What Is It?  This 1996 British TV series created by Neil Gaiman (and later adapted by him into a novel) ran six-episodes (it’s common for a British show to have a shortened run like this) and takes place in the world of “London Below”, a hidden parallel world that exists beneath the actual city of London (referred to in the series as “London Above”). Here we find that the homeless and dissolute actually live a secret life unseen by the people above and it’s a throwback fantasy world that hearkens back to Medieval feudalism. A man from London Above (Richard Mayhew played by Gary Blakewell) helps a girl from London Below (Door played by Laura Fraser) and finds himself drawn reluctantly into this alternate underworld as well as the sinister designs of a fallen angel.

Why It Stands Out:  Like Doctor Who and other British sci fi shows of the 20th century, Neverwhere suffered from budget limitations, but with the germ of a good story by Gaiman and the breakout performances by key cast members this one rise above its limitations and delivers a bit of a diamond in the rough.

The Skinny: Gaiman has of course established a name for himself as a well-respected genre author (of novels and comics) over the last two decades, but it’s likely that many people in the United States have missed out on this odd little urban fantasy series he did for the BBC in the mid-90’s.  The premise is interesting, though the delivery sometimes falls short and has a familiar feel to it and the story ultimately bogs down beneath multiple genre tropes.

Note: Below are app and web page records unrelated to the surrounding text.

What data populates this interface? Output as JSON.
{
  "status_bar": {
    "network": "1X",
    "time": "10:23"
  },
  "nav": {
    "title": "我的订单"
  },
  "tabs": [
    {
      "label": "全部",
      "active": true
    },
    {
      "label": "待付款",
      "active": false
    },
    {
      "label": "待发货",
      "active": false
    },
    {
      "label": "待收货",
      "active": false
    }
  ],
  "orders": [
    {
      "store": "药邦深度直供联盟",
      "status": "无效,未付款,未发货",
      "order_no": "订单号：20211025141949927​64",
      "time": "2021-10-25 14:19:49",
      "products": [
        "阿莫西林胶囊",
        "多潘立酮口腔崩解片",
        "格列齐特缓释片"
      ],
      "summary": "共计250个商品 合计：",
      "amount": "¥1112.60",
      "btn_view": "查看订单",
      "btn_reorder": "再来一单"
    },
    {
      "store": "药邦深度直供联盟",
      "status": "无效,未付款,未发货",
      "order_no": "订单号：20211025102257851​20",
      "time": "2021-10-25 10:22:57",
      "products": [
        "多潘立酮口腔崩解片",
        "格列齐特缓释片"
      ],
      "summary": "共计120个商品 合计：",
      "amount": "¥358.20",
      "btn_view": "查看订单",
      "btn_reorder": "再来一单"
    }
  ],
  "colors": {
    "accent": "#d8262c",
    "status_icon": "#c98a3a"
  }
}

But it is the performances of Paterson Joseph as the Marquis de Carabas as well as Hywel Bennett and Clive Russell as the delightfully wicked Mr. Croup and Mr. Vandemar that elevate this to the next level. These three alone transform this from an interesting if lackluster fantasy series to an exceptional example of genre television (plus future Doctor Peter Capaldi plays the Angel Islington). As mentioned, it does suffer from the low production values common to BBC shows, though fortunately it does not rely too heavily on special effects.  And it does succeed in bringing to life a fantasy underworld with many possibilities, to which this six episode series only scratches the surface.

Neil Gaiman fans who have missed out on the series (though they may have read the book) will definitely want to check this one out now that it has received a DVD release in the States. And most all science fiction and fantasy fans will likely enjoy it as well, as long as they set expectations properly considering the show’s cheesy look and tendency to slip into cliché. But at only six episodes of thirty minutes each, it’s a quick watch and well worth your time. And there’s also rumors floating around of a possible sequel series or maybe even a big screen adaptation on the horizon.  And Gaiman has sad that he has a partially written novella titled How The Marquis Got His Coat Back sitting on the shelf, so it seems certain that we will see more of the Neverwhere world at some point.

Notable Stars: Paterson Joseph, Laura Fraser, Clive Russell, Peter Capaldi

Did You Know? Neil Gaiman considers the novelization of the series as his preferred version (or perhaps director’s cut) of the story.  Whatever he couldn’t do in the series because of budget constraints or disagreements with the BBC, he included in the novel.  I recently listened to the audiobook version (read by Gaiman himself), and I do consider it superior to the series, though the TV version has plenty of its own charms.